== What the task requires ==
Collect every line below that contains the word "Windows".

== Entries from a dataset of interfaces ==
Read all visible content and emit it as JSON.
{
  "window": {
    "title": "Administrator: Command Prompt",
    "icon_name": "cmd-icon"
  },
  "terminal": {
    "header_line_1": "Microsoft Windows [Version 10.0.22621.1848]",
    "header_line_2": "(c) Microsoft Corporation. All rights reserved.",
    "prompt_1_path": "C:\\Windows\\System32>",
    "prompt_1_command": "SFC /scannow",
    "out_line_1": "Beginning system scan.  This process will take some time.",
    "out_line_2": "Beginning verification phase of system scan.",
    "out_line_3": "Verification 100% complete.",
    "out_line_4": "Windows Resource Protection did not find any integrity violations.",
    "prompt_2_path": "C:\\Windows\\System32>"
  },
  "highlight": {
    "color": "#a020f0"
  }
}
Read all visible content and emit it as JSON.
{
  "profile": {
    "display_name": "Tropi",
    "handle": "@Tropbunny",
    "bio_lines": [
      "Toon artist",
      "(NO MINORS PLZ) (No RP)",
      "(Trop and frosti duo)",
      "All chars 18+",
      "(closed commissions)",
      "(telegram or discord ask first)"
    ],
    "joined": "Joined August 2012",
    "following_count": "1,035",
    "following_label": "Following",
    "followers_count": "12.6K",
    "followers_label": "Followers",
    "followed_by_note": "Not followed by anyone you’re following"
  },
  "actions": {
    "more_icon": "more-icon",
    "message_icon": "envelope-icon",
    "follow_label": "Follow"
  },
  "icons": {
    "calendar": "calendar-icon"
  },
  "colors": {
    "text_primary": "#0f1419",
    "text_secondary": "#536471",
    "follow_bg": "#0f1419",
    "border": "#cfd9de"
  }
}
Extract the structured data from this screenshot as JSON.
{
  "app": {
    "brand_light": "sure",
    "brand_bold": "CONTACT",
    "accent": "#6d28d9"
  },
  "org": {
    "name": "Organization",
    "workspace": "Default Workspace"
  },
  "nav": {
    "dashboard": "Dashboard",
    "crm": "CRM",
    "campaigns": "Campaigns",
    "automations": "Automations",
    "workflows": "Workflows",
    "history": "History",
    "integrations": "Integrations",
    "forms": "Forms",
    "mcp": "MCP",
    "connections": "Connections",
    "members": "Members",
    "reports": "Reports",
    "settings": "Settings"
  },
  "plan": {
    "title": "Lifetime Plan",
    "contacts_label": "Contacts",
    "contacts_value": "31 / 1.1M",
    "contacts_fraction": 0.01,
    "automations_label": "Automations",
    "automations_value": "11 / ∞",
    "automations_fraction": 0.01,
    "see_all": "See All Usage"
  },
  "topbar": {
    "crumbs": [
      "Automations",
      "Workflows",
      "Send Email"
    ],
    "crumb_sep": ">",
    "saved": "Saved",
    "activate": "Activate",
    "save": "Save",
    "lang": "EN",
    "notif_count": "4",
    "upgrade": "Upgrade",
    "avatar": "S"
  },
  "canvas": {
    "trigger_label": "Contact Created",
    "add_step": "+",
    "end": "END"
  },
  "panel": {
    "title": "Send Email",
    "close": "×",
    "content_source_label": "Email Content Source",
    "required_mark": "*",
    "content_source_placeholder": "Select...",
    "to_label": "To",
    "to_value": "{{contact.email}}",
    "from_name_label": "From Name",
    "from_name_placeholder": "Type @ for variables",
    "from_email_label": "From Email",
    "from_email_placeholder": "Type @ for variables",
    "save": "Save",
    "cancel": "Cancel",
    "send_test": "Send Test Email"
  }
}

== Task response ==
    "header_line_1": "Microsoft Windows [Version 10.0.22621.1848]",
    "prompt_1_path": "C:\\Windows\\System32>",
    "out_line_4": "Windows Resource Protection did not find any integrity violations.",
    "prompt_2_path": "C:\\Windows\\System32>"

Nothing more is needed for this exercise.